■ **Exercise goal**: Using the data below, return every line that holds the word "percent".

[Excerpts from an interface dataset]
---+---

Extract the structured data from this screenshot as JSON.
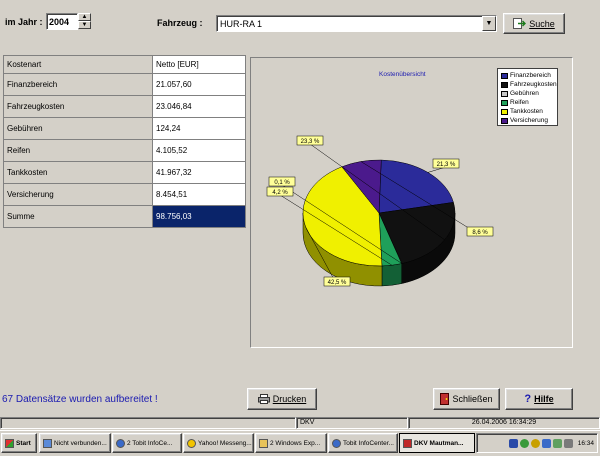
{
  "filters": {
    "year_label": "im Jahr :",
    "year_value": "2004",
    "vehicle_label": "Fahrzeug :",
    "vehicle_value": "HUR-RA 1",
    "search_label": "Suche"
  },
  "table": {
    "headers": [
      "Kostenart",
      "Netto [EUR]"
    ],
    "rows": [
      {
        "name": "Finanzbereich",
        "value": "21.057,60"
      },
      {
        "name": "Fahrzeugkosten",
        "value": "23.046,84"
      },
      {
        "name": "Gebühren",
        "value": "124,24"
      },
      {
        "name": "Reifen",
        "value": "4.105,52"
      },
      {
        "name": "Tankkosten",
        "value": "41.967,32"
      },
      {
        "name": "Versicherung",
        "value": "8.454,51"
      }
    ],
    "sum_label": "Summe",
    "sum_value": "98.756,03"
  },
  "chart_data": {
    "type": "pie",
    "title": "Kostenübersicht",
    "legend_position": "top-right",
    "slices": [
      {
        "name": "Finanzbereich",
        "percent": 21.3,
        "label": "21,3 %",
        "color": "#2b2b9a"
      },
      {
        "name": "Fahrzeugkosten",
        "percent": 23.3,
        "label": "23,3 %",
        "color": "#111111"
      },
      {
        "name": "Gebühren",
        "percent": 0.1,
        "label": "0,1 %",
        "color": "#c8c8c8"
      },
      {
        "name": "Reifen",
        "percent": 4.2,
        "label": "4,2 %",
        "color": "#1fa05a"
      },
      {
        "name": "Tankkosten",
        "percent": 42.5,
        "label": "42,5 %",
        "color": "#f0f000"
      },
      {
        "name": "Versicherung",
        "percent": 8.6,
        "label": "8,6 %",
        "color": "#4b1a8c"
      }
    ]
  },
  "footer": {
    "status_message": "67 Datensätze wurden aufbereitet !",
    "print_label": "Drucken",
    "close_label": "Schließen",
    "help_label": "Hilfe"
  },
  "statusbar": {
    "app_code": "DKV",
    "datetime": "26.04.2006 16:34:29"
  },
  "taskbar": {
    "start_label": "Start",
    "tasks": [
      "Nicht verbunden...",
      "2 Tobit InfoCe...",
      "Yahoo! Messeng...",
      "2 Windows Exp...",
      "Tobit InfoCenter...",
      "DKV Mautman..."
    ],
    "clock": "16:34"
  },
  "colors": {
    "window_bg": "#d4d0c8",
    "selection": "#0a246a",
    "status_text": "#1a1ab0"
  }
}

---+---

■ **Solution to this exercise**:
        "percent": 21.3,
        "percent": 23.3,
        "percent": 0.1,
        "percent": 4.2,
        "percent": 42.5,
        "percent": 8.6,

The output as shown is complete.